:: SOURCE DATA ::
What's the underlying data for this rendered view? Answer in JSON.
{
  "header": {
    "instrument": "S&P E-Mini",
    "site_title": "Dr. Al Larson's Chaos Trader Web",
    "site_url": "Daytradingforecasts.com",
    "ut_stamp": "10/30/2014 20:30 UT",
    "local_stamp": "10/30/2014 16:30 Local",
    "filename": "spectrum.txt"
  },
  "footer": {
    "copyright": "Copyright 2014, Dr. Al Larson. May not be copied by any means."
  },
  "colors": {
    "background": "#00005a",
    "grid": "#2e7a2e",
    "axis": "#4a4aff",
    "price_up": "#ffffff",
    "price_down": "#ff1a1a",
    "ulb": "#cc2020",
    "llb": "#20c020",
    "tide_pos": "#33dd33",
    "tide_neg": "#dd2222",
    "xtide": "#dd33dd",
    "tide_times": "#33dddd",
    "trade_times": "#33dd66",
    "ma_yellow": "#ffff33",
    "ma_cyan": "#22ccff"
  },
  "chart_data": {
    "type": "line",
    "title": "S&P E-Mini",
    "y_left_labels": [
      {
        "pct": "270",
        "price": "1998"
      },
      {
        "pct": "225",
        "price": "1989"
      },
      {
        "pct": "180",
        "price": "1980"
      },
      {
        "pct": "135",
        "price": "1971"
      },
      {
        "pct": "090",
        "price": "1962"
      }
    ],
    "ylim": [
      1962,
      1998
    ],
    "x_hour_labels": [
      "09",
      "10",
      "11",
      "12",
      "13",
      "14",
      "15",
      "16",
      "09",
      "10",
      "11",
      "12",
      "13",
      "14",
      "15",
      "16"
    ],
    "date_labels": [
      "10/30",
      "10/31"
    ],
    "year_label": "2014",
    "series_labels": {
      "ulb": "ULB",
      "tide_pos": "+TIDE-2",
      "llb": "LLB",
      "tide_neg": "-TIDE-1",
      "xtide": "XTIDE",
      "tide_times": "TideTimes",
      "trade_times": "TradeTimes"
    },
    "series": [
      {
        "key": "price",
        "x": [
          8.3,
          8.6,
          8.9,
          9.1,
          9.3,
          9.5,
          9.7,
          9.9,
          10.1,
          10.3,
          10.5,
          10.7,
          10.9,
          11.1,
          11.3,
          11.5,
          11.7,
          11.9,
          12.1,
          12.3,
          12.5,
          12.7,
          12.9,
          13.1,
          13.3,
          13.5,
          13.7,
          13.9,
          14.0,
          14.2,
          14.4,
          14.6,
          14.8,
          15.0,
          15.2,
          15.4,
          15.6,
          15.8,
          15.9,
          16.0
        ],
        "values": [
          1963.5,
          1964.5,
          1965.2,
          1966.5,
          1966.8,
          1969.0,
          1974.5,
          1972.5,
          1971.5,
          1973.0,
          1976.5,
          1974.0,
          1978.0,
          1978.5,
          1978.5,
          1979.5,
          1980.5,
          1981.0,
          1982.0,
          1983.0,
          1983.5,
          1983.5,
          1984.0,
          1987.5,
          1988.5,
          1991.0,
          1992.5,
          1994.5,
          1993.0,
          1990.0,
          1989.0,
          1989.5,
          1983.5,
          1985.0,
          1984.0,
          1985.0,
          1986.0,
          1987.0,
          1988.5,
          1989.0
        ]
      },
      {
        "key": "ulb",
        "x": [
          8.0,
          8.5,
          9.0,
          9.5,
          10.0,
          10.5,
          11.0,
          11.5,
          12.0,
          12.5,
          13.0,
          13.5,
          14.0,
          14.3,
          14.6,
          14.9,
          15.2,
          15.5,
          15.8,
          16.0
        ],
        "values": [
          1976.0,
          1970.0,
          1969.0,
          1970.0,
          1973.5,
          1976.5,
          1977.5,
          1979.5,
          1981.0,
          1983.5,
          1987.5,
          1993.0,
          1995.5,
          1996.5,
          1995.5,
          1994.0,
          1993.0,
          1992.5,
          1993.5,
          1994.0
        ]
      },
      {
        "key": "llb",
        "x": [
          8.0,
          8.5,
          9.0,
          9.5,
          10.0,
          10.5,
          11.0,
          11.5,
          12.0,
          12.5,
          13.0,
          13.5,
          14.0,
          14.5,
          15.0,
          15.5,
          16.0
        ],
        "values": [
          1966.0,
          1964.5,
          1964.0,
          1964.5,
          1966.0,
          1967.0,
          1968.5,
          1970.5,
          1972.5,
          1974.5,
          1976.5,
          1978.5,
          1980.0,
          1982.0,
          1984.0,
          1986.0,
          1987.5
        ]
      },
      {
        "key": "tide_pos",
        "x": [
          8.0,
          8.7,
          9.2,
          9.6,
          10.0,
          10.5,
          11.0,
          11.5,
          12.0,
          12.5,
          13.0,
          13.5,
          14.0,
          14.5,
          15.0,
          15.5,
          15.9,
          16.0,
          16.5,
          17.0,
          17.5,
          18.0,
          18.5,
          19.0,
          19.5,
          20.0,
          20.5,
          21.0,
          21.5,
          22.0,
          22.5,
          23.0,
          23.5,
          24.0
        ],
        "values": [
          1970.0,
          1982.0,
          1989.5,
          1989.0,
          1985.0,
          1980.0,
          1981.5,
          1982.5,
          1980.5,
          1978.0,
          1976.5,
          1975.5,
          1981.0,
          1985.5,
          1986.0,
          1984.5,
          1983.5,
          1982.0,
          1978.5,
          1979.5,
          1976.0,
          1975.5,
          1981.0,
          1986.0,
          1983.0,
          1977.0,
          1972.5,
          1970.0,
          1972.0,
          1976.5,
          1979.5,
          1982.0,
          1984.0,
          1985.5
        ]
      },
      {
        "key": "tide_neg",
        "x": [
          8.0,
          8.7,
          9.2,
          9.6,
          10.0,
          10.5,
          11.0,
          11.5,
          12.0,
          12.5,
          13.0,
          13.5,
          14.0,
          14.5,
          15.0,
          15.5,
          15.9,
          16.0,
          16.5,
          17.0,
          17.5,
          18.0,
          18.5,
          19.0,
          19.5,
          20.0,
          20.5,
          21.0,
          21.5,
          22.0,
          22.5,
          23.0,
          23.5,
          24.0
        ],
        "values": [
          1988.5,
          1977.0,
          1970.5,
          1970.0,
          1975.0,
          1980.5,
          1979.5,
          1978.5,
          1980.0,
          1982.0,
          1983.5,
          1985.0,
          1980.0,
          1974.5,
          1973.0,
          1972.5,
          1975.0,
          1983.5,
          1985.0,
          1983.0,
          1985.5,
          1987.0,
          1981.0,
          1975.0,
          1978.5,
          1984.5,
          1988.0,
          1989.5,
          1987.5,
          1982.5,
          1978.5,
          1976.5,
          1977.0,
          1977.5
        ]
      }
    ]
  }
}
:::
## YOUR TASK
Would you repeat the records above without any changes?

## SOLUTION FOR THIS EXERCISE
What's the underlying data for this rendered view? Answer in JSON.
{
  "header": {
    "instrument": "S&P E-Mini",
    "site_title": "Dr. Al Larson's Chaos Trader Web",
    "site_url": "Daytradingforecasts.com",
    "ut_stamp": "10/30/2014 20:30 UT",
    "local_stamp": "10/30/2014 16:30 Local",
    "filename": "spectrum.txt"
  },
  "footer": {
    "copyright": "Copyright 2014, Dr. Al Larson. May not be copied by any means."
  },
  "colors": {
    "background": "#00005a",
    "grid": "#2e7a2e",
    "axis": "#4a4aff",
    "price_up": "#ffffff",
    "price_down": "#ff1a1a",
    "ulb": "#cc2020",
    "llb": "#20c020",
    "tide_pos": "#33dd33",
    "tide_neg": "#dd2222",
    "xtide": "#dd33dd",
    "tide_times": "#33dddd",
    "trade_times": "#33dd66",
    "ma_yellow": "#ffff33",
    "ma_cyan": "#22ccff"
  },
  "chart_data": {
    "type": "line",
    "title": "S&P E-Mini",
    "y_left_labels": [
      {
        "pct": "270",
        "price": "1998"
      },
      {
        "pct": "225",
        "price": "1989"
      },
      {
        "pct": "180",
        "price": "1980"
      },
      {
        "pct": "135",
        "price": "1971"
      },
      {
        "pct": "090",
        "price": "1962"
      }
    ],
    "ylim": [
      1962,
      1998
    ],
    "x_hour_labels": [
      "09",
      "10",
      "11",
      "12",
      "13",
      "14",
      "15",
      "16",
      "09",
      "10",
      "11",
      "12",
      "13",
      "14",
      "15",
      "16"
    ],
    "date_labels": [
      "10/30",
      "10/31"
    ],
    "year_label": "2014",
    "series_labels": {
      "ulb": "ULB",
      "tide_pos": "+TIDE-2",
      "llb": "LLB",
      "tide_neg": "-TIDE-1",
      "xtide": "XTIDE",
      "tide_times": "TideTimes",
      "trade_times": "TradeTimes"
    },
    "series": [
      {
        "key": "price",
        "x": [
          8.3,
          8.6,
          8.9,
          9.1,
          9.3,
          9.5,
          9.7,
          9.9,
          10.1,
          10.3,
          10.5,
          10.7,
          10.9,
          11.1,
          11.3,
          11.5,
          11.7,
          11.9,
          12.1,
          12.3,
          12.5,
          12.7,
          12.9,
          13.1,
          13.3,
          13.5,
          13.7,
          13.9,
          14.0,
          14.2,
          14.4,
          14.6,
          14.8,
          15.0,
          15.2,
          15.4,
          15.6,
          15.8,
          15.9,
          16.0
        ],
        "values": [
          1963.5,
          1964.5,
          1965.2,
          1966.5,
          1966.8,
          1969.0,
          1974.5,
          1972.5,
          1971.5,
          1973.0,
          1976.5,
          1974.0,
          1978.0,
          1978.5,
          1978.5,
          1979.5,
          1980.5,
          1981.0,
          1982.0,
          1983.0,
          1983.5,
          1983.5,
          1984.0,
          1987.5,
          1988.5,
          1991.0,
          1992.5,
          1994.5,
          1993.0,
          1990.0,
          1989.0,
          1989.5,
          1983.5,
          1985.0,
          1984.0,
          1985.0,
          1986.0,
          1987.0,
          1988.5,
          1989.0
        ]
      },
      {
        "key": "ulb",
        "x": [
          8.0,
          8.5,
          9.0,
          9.5,
          10.0,
          10.5,
          11.0,
          11.5,
          12.0,
          12.5,
          13.0,
          13.5,
          14.0,
          14.3,
          14.6,
          14.9,
          15.2,
          15.5,
          15.8,
          16.0
        ],
        "values": [
          1976.0,
          1970.0,
          1969.0,
          1970.0,
          1973.5,
          1976.5,
          1977.5,
          1979.5,
          1981.0,
          1983.5,
          1987.5,
          1993.0,
          1995.5,
          1996.5,
          1995.5,
          1994.0,
          1993.0,
          1992.5,
          1993.5,
          1994.0
        ]
      },
      {
        "key": "llb",
        "x": [
          8.0,
          8.5,
          9.0,
          9.5,
          10.0,
          10.5,
          11.0,
          11.5,
          12.0,
          12.5,
          13.0,
          13.5,
          14.0,
          14.5,
          15.0,
          15.5,
          16.0
        ],
        "values": [
          1966.0,
          1964.5,
          1964.0,
          1964.5,
          1966.0,
          1967.0,
          1968.5,
          1970.5,
          1972.5,
          1974.5,
          1976.5,
          1978.5,
          1980.0,
          1982.0,
          1984.0,
          1986.0,
          1987.5
        ]
      },
      {
        "key": "tide_pos",
        "x": [
          8.0,
          8.7,
          9.2,
          9.6,
          10.0,
          10.5,
          11.0,
          11.5,
          12.0,
          12.5,
          13.0,
          13.5,
          14.0,
          14.5,
          15.0,
          15.5,
          15.9,
          16.0,
          16.5,
          17.0,
          17.5,
          18.0,
          18.5,
          19.0,
          19.5,
          20.0,
          20.5,
          21.0,
          21.5,
          22.0,
          22.5,
          23.0,
          23.5,
          24.0
        ],
        "values": [
          1970.0,
          1982.0,
          1989.5,
          1989.0,
          1985.0,
          1980.0,
          1981.5,
          1982.5,
          1980.5,
          1978.0,
          1976.5,
          1975.5,
          1981.0,
          1985.5,
          1986.0,
          1984.5,
          1983.5,
          1982.0,
          1978.5,
          1979.5,
          1976.0,
          1975.5,
          1981.0,
          1986.0,
          1983.0,
          1977.0,
          1972.5,
          1970.0,
          1972.0,
          1976.5,
          1979.5,
          1982.0,
          1984.0,
          1985.5
        ]
      },
      {
        "key": "tide_neg",
        "x": [
          8.0,
          8.7,
          9.2,
          9.6,
          10.0,
          10.5,
          11.0,
          11.5,
          12.0,
          12.5,
          13.0,
          13.5,
          14.0,
          14.5,
          15.0,
          15.5,
          15.9,
          16.0,
          16.5,
          17.0,
          17.5,
          18.0,
          18.5,
          19.0,
          19.5,
          20.0,
          20.5,
          21.0,
          21.5,
          22.0,
          22.5,
          23.0,
          23.5,
          24.0
        ],
        "values": [
          1988.5,
          1977.0,
          1970.5,
          1970.0,
          1975.0,
          1980.5,
          1979.5,
          1978.5,
          1980.0,
          1982.0,
          1983.5,
          1985.0,
          1980.0,
          1974.5,
          1973.0,
          1972.5,
          1975.0,
          1983.5,
          1985.0,
          1983.0,
          1985.5,
          1987.0,
          1981.0,
          1975.0,
          1978.5,
          1984.5,
          1988.0,
          1989.5,
          1987.5,
          1982.5,
          1978.5,
          1976.5,
          1977.0,
          1977.5
        ]
      }
    ]
  }
}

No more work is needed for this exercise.